Committee Member

Dana Levitt

Committee Member

Gloria Pierce

Committee Member

Jeremy Price


The purpose of this study was to gain an understanding of the complexity of the lived experiences of trans men, how sexual orientation and gender identity play out in the lives of trans men, and how that lived experience changed during transitioning. The research was aimed at finding how sexual orientation and gender identity, usually treated as separate and independent constructs, interconnect with each other. Eight transgender men were interviewed in-depth over a period of several months. Their perspectives gave insight into how sexual and gender identities are related and how one informs the other.

The present study showed that fluidity in gender and sexual identities was common among transgender persons. Some trans men were more binary than others with regard to gender, and those trans men tended to share the “being born in the wrong body” narrative. These binary leaning trans man also tended to be more binary in their sexual orientation. Fluidity in gender in pre-transition often reflected fluidity in sexual orientation. Changes in sexual behavior and attractions during transition were also studied.
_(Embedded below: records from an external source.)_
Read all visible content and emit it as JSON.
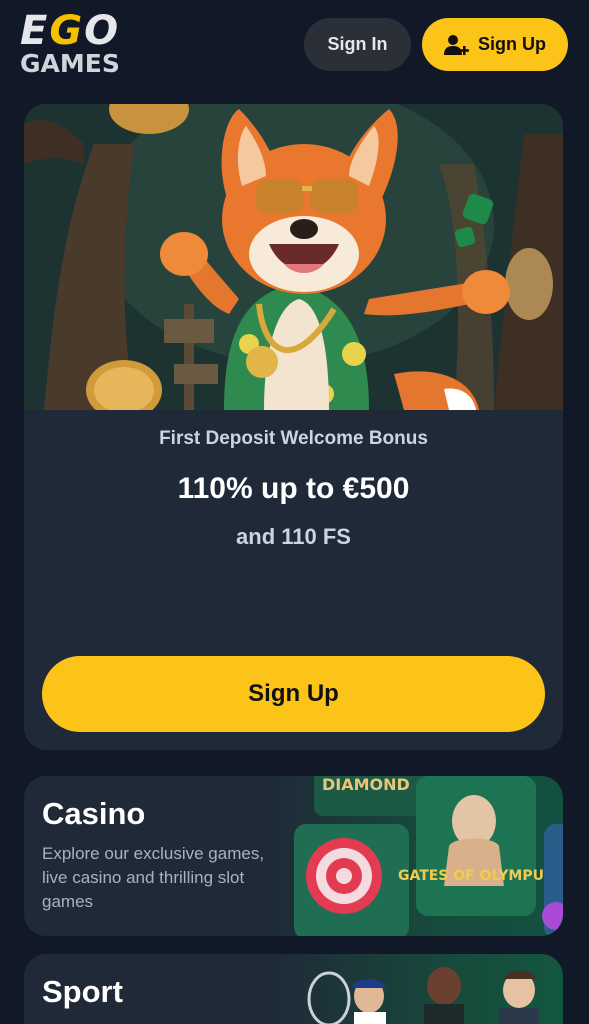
{
  "header": {
    "logo_top": "EGO",
    "logo_bottom": "GAMES",
    "sign_in_label": "Sign In",
    "sign_up_label": "Sign Up"
  },
  "bonus": {
    "subtitle": "First Deposit Welcome Bonus",
    "amount": "110% up to €500",
    "free_spins": "and 110 FS",
    "cta_label": "Sign Up"
  },
  "casino": {
    "title": "Casino",
    "description": "Explore our exclusive games, live casino and thrilling slot games",
    "game_tiles": [
      "DIAMOND",
      "GATES OF OLYMPUS"
    ]
  },
  "sport": {
    "title": "Sport"
  },
  "colors": {
    "background": "#111827",
    "card": "#1f2937",
    "accent": "#fcc419",
    "secondary_button": "#2b3038"
  }
}
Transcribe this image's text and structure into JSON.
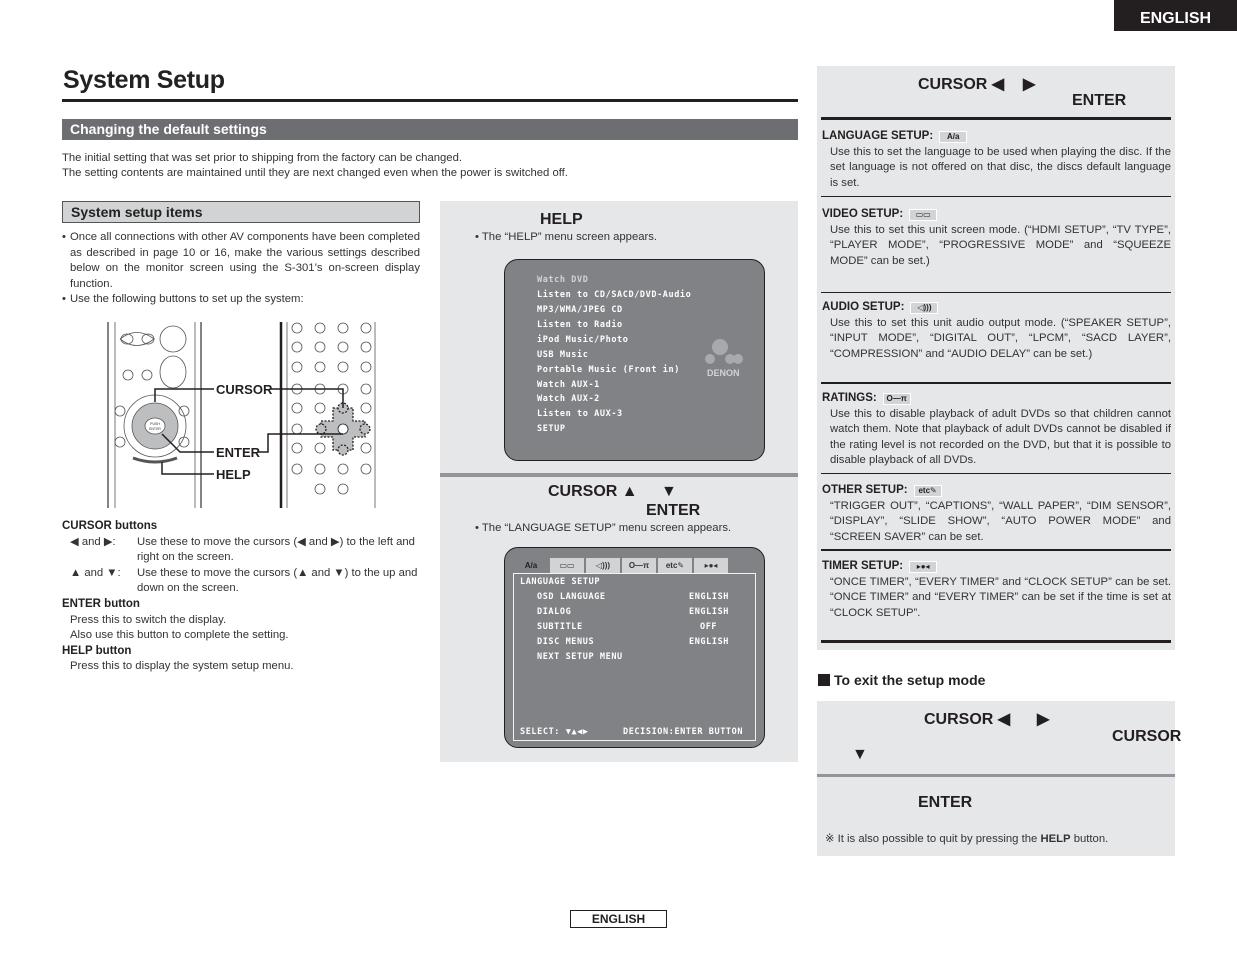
{
  "header": {
    "language_tab": "ENGLISH",
    "title": "System Setup"
  },
  "section": {
    "title": "Changing the default settings",
    "intro": [
      "The initial setting that was set prior to shipping from the factory can be changed.",
      "The setting contents are maintained until they are next changed even when the power is switched off."
    ]
  },
  "setup_items": {
    "title": "System setup items",
    "bullets": [
      "Once all connections with other AV components have been completed as described in page 10 or 16, make the various settings described below on the monitor screen using the S-301’s on-screen display function.",
      "Use the following buttons to set up the system:"
    ],
    "figure_labels": {
      "cursor": "CURSOR",
      "enter": "ENTER",
      "help": "HELP",
      "push_enter": "PUSH ENTER"
    }
  },
  "button_descriptions": {
    "cursor_title": "CURSOR buttons",
    "lr_key": "◀ and ▶:",
    "lr_desc": "Use these to move the cursors (◀ and ▶) to the left and right on the screen.",
    "ud_key": "▲ and ▼:",
    "ud_desc": "Use these to move the cursors (▲ and ▼) to the up and down on the screen.",
    "enter_title": "ENTER button",
    "enter_desc": [
      "Press this to switch the display.",
      "Also use this button to complete the setting."
    ],
    "help_title": "HELP button",
    "help_desc": "Press this to display the system setup menu."
  },
  "steps": {
    "step1": {
      "label": "HELP",
      "note": "• The “HELP” menu screen appears."
    },
    "step2": {
      "label_cursor": "CURSOR ▲",
      "label_down": "▼",
      "label_enter": "ENTER",
      "note": "• The “LANGUAGE SETUP” menu screen appears."
    }
  },
  "help_menu": {
    "items": [
      "Watch DVD",
      "Listen to CD/SACD/DVD-Audio",
      "MP3/WMA/JPEG CD",
      "Listen to Radio",
      "iPod Music/Photo",
      "USB Music",
      "Portable Music (Front in)",
      "Watch AUX-1",
      "Watch AUX-2",
      "Listen to AUX-3",
      "SETUP"
    ],
    "logo": "DENON"
  },
  "language_osd": {
    "tabs": [
      "A/a",
      "▭▭",
      "◁)))",
      "O—π",
      "etc✎",
      "▸●◂"
    ],
    "title": "LANGUAGE SETUP",
    "rows": [
      {
        "label": "OSD LANGUAGE",
        "value": "ENGLISH"
      },
      {
        "label": "DIALOG",
        "value": "ENGLISH"
      },
      {
        "label": "SUBTITLE",
        "value": "OFF"
      },
      {
        "label": "DISC MENUS",
        "value": "ENGLISH"
      },
      {
        "label": "NEXT SETUP MENU",
        "value": ""
      }
    ],
    "footer_select": "SELECT: ▼▲◀▶",
    "footer_decision": "DECISION:ENTER BUTTON"
  },
  "right_panel": {
    "step_cursor": "CURSOR ◀",
    "step_right": "▶",
    "step_enter": "ENTER",
    "entries": [
      {
        "title": "LANGUAGE SETUP:",
        "icon": "A/a",
        "text": "Use this to set the language to be used when playing the disc. If the set language is not offered on that disc, the discs default language is set."
      },
      {
        "title": "VIDEO SETUP:",
        "icon": "▭▭",
        "text": "Use this to set this unit screen mode. (“HDMI SETUP”, “TV TYPE”, “PLAYER MODE”, “PROGRESSIVE MODE” and “SQUEEZE MODE” can be set.)"
      },
      {
        "title": "AUDIO SETUP:",
        "icon": "◁)))",
        "text": "Use this to set this unit audio output mode. (“SPEAKER SETUP”, “INPUT MODE”, “DIGITAL OUT”, “LPCM”, “SACD LAYER”, “COMPRESSION” and “AUDIO DELAY” can be set.)"
      },
      {
        "title": "RATINGS:",
        "icon": "O—π",
        "text": "Use this to disable playback of adult DVDs so that children cannot watch them. Note that playback of adult DVDs cannot be disabled if the rating level is not recorded on the DVD, but that it is possible to disable playback of all DVDs."
      },
      {
        "title": "OTHER SETUP:",
        "icon": "etc✎",
        "text": "“TRIGGER OUT”, “CAPTIONS”, “WALL PAPER”, “DIM SENSOR”, “DISPLAY”, “SLIDE SHOW”, “AUTO POWER MODE” and “SCREEN SAVER” can be set."
      },
      {
        "title": "TIMER SETUP:",
        "icon": "▸●◂",
        "text": "“ONCE TIMER”, “EVERY TIMER” and “CLOCK SETUP” can be set. “ONCE TIMER” and “EVERY TIMER” can be set if the time is set at “CLOCK SETUP”."
      }
    ]
  },
  "exit": {
    "title": "To exit the setup mode",
    "step_cursor": "CURSOR ◀",
    "step_right": "▶",
    "step_cursor2": "CURSOR",
    "step_down": "▼",
    "step_enter": "ENTER",
    "note_prefix": "※ It is also possible to quit by pressing the ",
    "note_bold": "HELP",
    "note_suffix": " button."
  },
  "footer": {
    "language": "ENGLISH"
  }
}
There were some unexpected findings in the present study. Trans men, being raised as women, have interesting perspectives on misogyny and male privilege. Many were reluctant to accept their male status and struggled with the concept of adopting male privilege. The present study helps to dispel some of the heteronormative concepts inherent in the current literature on transgender issues.